Child care assistance restored
Family child care providers are breathing a sigh of relief today after the judge overseeing appeals from the Minnesota government shutdown has restored funding for a child-care program that serves thousands of low-income families across the state.
Ramsey County Chief Judge Kathleen Gearin on Wednesday accepted a recommendation from special master Kathleen Blatz to reinstate child care funded through the state Basic Sliding Fee program.
The Children’s Center Director Kim Nelson was thrilled to hear the news. She said about 30 percent of her facility’s children were on that program.

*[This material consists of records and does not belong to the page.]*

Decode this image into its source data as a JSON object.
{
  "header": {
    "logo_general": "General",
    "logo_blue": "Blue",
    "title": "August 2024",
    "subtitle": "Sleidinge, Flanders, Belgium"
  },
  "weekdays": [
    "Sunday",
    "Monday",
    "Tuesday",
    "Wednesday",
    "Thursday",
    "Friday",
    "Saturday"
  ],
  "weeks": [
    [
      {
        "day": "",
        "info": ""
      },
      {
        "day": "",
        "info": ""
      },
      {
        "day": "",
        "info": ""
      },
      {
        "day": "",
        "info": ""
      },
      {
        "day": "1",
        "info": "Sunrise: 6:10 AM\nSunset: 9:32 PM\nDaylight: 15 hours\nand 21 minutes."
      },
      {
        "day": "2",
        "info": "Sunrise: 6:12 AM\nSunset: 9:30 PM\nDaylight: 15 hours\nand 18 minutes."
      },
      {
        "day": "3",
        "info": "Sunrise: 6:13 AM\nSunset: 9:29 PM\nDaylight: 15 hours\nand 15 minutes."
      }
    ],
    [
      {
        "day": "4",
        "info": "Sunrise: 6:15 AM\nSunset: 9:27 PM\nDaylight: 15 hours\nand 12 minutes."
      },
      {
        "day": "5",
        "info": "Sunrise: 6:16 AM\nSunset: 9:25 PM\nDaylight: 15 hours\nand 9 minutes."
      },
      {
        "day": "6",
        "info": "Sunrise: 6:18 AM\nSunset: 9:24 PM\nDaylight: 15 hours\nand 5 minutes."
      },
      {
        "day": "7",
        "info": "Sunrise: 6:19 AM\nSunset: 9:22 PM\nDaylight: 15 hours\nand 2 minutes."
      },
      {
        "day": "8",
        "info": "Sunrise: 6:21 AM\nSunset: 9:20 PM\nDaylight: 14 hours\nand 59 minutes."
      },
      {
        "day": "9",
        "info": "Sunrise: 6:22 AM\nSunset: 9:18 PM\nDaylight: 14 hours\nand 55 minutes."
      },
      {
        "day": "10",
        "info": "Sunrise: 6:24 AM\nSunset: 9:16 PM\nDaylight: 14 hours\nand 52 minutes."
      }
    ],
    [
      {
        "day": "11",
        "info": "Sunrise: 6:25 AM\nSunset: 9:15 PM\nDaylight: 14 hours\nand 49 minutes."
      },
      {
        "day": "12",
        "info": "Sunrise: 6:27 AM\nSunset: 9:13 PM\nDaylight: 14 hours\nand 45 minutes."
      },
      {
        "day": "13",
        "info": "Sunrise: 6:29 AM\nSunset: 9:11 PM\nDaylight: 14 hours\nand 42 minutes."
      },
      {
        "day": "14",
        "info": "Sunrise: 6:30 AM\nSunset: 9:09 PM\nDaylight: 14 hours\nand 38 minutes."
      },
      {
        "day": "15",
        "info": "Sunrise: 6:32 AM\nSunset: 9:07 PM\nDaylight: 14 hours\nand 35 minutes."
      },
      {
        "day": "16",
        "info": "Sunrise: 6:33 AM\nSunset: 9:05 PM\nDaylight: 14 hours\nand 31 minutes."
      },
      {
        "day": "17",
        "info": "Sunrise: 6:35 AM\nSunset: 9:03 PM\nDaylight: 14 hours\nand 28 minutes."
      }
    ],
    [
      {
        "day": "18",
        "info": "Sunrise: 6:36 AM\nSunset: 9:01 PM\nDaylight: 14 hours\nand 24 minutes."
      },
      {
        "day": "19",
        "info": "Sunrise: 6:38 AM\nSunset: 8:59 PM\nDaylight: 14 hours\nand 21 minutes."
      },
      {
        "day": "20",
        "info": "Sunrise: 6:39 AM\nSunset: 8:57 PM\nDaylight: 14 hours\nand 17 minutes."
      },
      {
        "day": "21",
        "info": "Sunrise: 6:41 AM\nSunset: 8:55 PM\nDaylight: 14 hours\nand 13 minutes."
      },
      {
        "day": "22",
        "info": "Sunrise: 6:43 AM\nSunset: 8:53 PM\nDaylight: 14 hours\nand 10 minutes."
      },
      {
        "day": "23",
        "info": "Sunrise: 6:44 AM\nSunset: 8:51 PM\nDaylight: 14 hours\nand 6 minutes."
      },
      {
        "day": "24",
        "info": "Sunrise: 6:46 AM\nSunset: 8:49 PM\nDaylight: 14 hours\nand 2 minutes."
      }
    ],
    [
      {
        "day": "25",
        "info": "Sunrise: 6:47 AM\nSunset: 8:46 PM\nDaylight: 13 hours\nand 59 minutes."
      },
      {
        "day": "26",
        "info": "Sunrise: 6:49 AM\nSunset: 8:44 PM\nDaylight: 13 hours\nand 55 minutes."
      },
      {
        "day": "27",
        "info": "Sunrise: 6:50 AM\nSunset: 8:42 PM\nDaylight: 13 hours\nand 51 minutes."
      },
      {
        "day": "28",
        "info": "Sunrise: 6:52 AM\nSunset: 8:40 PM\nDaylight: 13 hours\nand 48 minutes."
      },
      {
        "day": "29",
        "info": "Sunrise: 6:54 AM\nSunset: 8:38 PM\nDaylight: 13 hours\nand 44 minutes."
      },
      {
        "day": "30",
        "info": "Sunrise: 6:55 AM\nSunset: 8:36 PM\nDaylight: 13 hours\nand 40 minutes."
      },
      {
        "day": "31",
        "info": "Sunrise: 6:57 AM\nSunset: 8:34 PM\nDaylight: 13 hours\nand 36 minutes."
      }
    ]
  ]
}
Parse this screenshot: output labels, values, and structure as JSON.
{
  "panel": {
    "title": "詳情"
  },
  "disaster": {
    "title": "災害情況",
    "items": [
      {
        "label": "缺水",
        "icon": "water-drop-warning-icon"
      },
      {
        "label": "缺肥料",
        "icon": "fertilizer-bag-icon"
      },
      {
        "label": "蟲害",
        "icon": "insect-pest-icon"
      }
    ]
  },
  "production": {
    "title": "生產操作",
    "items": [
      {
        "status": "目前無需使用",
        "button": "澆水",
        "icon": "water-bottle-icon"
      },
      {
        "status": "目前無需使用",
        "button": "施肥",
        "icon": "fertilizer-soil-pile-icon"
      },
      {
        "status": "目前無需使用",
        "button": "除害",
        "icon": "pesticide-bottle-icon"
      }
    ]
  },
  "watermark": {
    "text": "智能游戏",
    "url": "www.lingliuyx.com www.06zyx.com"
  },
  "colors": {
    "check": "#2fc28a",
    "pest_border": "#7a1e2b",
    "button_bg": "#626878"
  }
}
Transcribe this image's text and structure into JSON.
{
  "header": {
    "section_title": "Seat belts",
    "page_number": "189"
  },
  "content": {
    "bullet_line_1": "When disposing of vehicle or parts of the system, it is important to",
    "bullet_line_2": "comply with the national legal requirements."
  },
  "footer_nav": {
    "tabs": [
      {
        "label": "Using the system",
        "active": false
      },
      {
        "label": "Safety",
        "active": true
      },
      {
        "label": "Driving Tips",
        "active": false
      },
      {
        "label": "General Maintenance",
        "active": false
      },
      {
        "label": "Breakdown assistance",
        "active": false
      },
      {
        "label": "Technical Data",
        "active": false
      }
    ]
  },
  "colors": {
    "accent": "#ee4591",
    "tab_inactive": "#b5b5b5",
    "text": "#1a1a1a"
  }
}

Nelson said the last two weeks at her facility have been stressful for staff and the families affected.
Before the funding was approved, she and her staff had to give the affected parents their bills and let them decide how they wanted to handle it.
She said the center had 15 children who had to be terminated because their parents were unable to pay for the entire service without the assistance.
She argued that the issue was bigger than simply not providing child care assistance. It was also a workplace issue, an economic development issue and even an education issue.
If child care assistance was cut off, parents couldn’t work, and the students likewise wouldn’t be properly prepared to enter kindergarten.
“Child care assistance does have an impact on employees,” said Freeborn County Department of Human Services Director Brian Buhmann, echoing his relief from hearing the child care assistance funding was reinstated.
He said he has seen firsthand the effects the shutdown has had because the people who have been affected by this have come into his office seeking help.
Nelson said prior to Wednesday’s decision, she also had given a layoff notice to two seasonal employees and all of her 37 other staff members were taking three-hour cuts.
She noted while she is happy to hear the news, it is still unclear about when payments will come.